ASSIGNED TASK:
Copy the records below exactly as they stand. Leave out the pictures.

Web page and app entries:
-=-=-=-=-

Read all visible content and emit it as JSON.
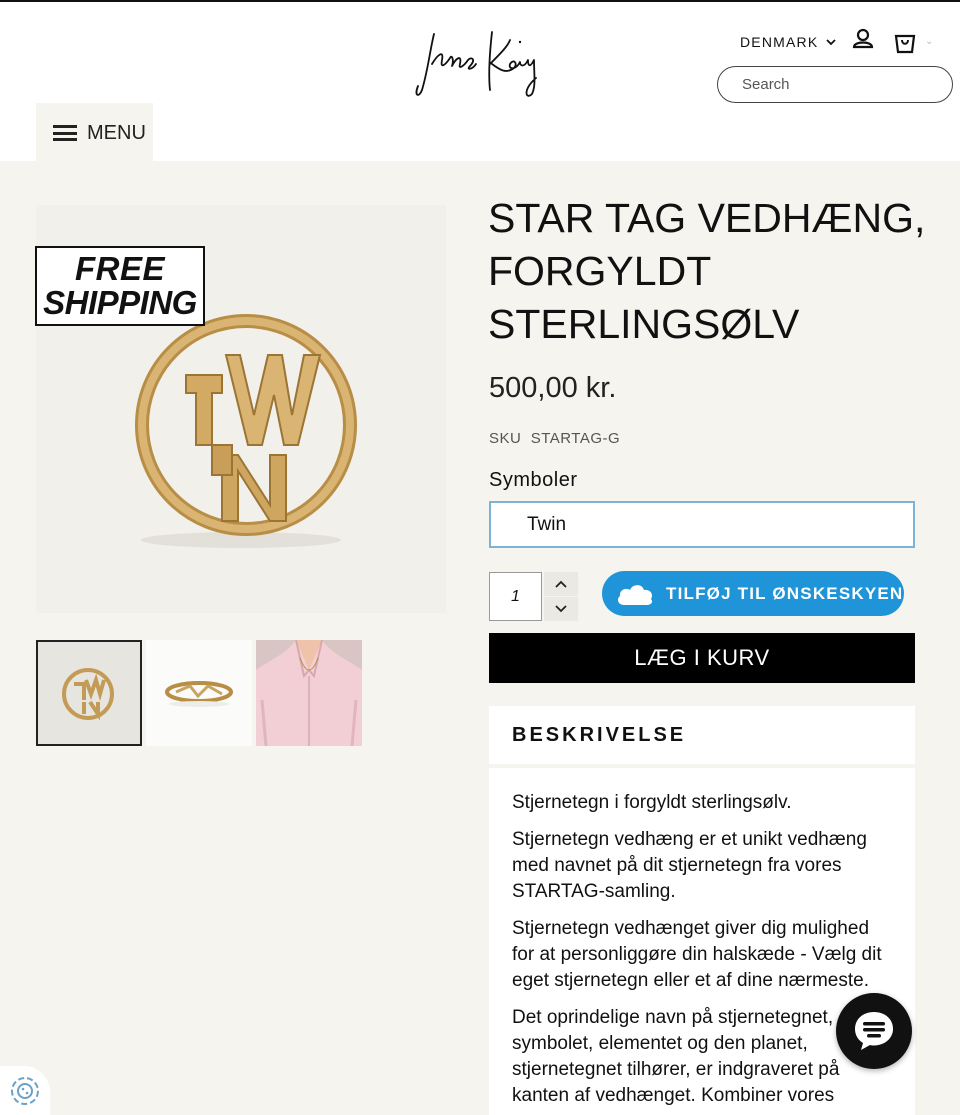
{
  "header": {
    "brand": "Jane Kønig",
    "country": "DENMARK",
    "search_placeholder": "Search",
    "menu_label": "MENU"
  },
  "gallery": {
    "badge_line1": "FREE",
    "badge_line2": "SHIPPING",
    "thumbnails": [
      "pendant-front",
      "pendant-side",
      "model-wearing"
    ]
  },
  "product": {
    "title": "STAR TAG VEDHÆNG, FORGYLDT STERLINGSØLV",
    "price": "500,00 kr.",
    "sku_label": "SKU",
    "sku": "STARTAG-G",
    "option_label": "Symboler",
    "option_value": "Twin",
    "quantity": "1",
    "wishlist_label": "TILFØJ TIL ØNSKESKYEN",
    "add_to_cart_label": "LÆG I KURV"
  },
  "description": {
    "heading": "BESKRIVELSE",
    "paragraphs": [
      "Stjernetegn i forgyldt sterlingsølv.",
      "Stjernetegn vedhæng er et unikt vedhæng med navnet på dit stjernetegn fra vores STARTAG-samling.",
      "Stjernetegn vedhænget giver dig mulighed for at personliggøre din halskæde - Vælg dit eget stjernetegn eller et af dine nærmeste.",
      "Det oprindelige navn på stjernetegnet, symbolet, elementet og den planet, stjernetegnet tilhører, er indgraveret på kanten af vedhænget. Kombiner vores"
    ]
  },
  "colors": {
    "accent_blue": "#1f94d8",
    "background": "#f5f4ef",
    "gold": "#c9a45f"
  }
}
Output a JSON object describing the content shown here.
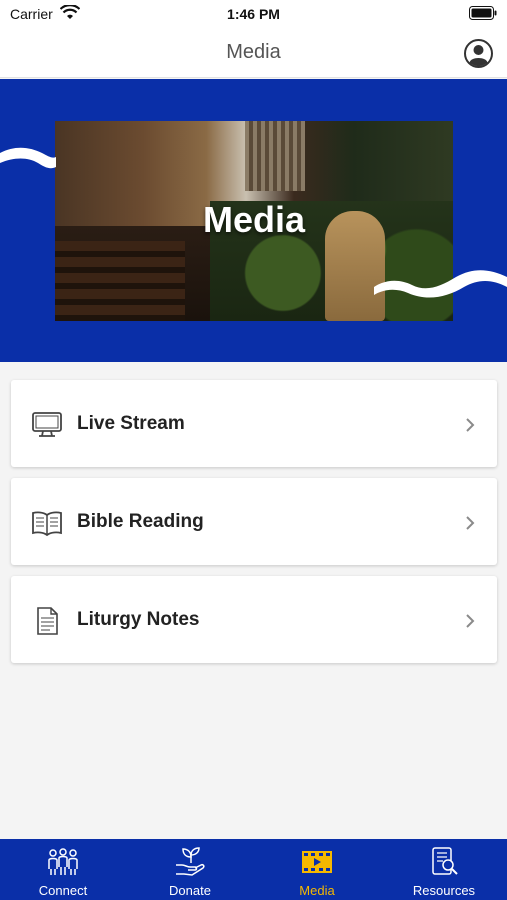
{
  "status_bar": {
    "carrier": "Carrier",
    "time": "1:46 PM"
  },
  "nav": {
    "title": "Media"
  },
  "hero": {
    "title": "Media"
  },
  "menu": {
    "items": [
      {
        "label": "Live Stream",
        "icon": "monitor-icon"
      },
      {
        "label": "Bible Reading",
        "icon": "open-book-icon"
      },
      {
        "label": "Liturgy Notes",
        "icon": "document-icon"
      }
    ]
  },
  "tabs": [
    {
      "label": "Connect",
      "icon": "people-icon",
      "active": false
    },
    {
      "label": "Donate",
      "icon": "hand-plant-icon",
      "active": false
    },
    {
      "label": "Media",
      "icon": "film-icon",
      "active": true
    },
    {
      "label": "Resources",
      "icon": "tablet-search-icon",
      "active": false
    }
  ],
  "colors": {
    "brand_blue": "#0a2fa8",
    "active_tab": "#f5b800",
    "background": "#f4f4f4"
  }
}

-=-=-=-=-

ANSWER TO THE EXERCISE:
Read all visible content and emit it as JSON.
{
  "header": {
    "brand": "Jane Kønig",
    "country": "DENMARK",
    "search_placeholder": "Search",
    "menu_label": "MENU"
  },
  "gallery": {
    "badge_line1": "FREE",
    "badge_line2": "SHIPPING",
    "thumbnails": [
      "pendant-front",
      "pendant-side",
      "model-wearing"
    ]
  },
  "product": {
    "title": "STAR TAG VEDHÆNG, FORGYLDT STERLINGSØLV",
    "price": "500,00 kr.",
    "sku_label": "SKU",
    "sku": "STARTAG-G",
    "option_label": "Symboler",
    "option_value": "Twin",
    "quantity": "1",
    "wishlist_label": "TILFØJ TIL ØNSKESKYEN",
    "add_to_cart_label": "LÆG I KURV"
  },
  "description": {
    "heading": "BESKRIVELSE",
    "paragraphs": [
      "Stjernetegn i forgyldt sterlingsølv.",
      "Stjernetegn vedhæng er et unikt vedhæng med navnet på dit stjernetegn fra vores STARTAG-samling.",
      "Stjernetegn vedhænget giver dig mulighed for at personliggøre din halskæde - Vælg dit eget stjernetegn eller et af dine nærmeste.",
      "Det oprindelige navn på stjernetegnet, symbolet, elementet og den planet, stjernetegnet tilhører, er indgraveret på kanten af vedhænget. Kombiner vores"
    ]
  },
  "colors": {
    "accent_blue": "#1f94d8",
    "background": "#f5f4ef",
    "gold": "#c9a45f"
  }
}
Output a JSON object describing the content shown here.
{
  "status_bar": {
    "carrier": "Carrier",
    "time": "1:46 PM"
  },
  "nav": {
    "title": "Media"
  },
  "hero": {
    "title": "Media"
  },
  "menu": {
    "items": [
      {
        "label": "Live Stream",
        "icon": "monitor-icon"
      },
      {
        "label": "Bible Reading",
        "icon": "open-book-icon"
      },
      {
        "label": "Liturgy Notes",
        "icon": "document-icon"
      }
    ]
  },
  "tabs": [
    {
      "label": "Connect",
      "icon": "people-icon",
      "active": false
    },
    {
      "label": "Donate",
      "icon": "hand-plant-icon",
      "active": false
    },
    {
      "label": "Media",
      "icon": "film-icon",
      "active": true
    },
    {
      "label": "Resources",
      "icon": "tablet-search-icon",
      "active": false
    }
  ],
  "colors": {
    "brand_blue": "#0a2fa8",
    "active_tab": "#f5b800",
    "background": "#f4f4f4"
  }
}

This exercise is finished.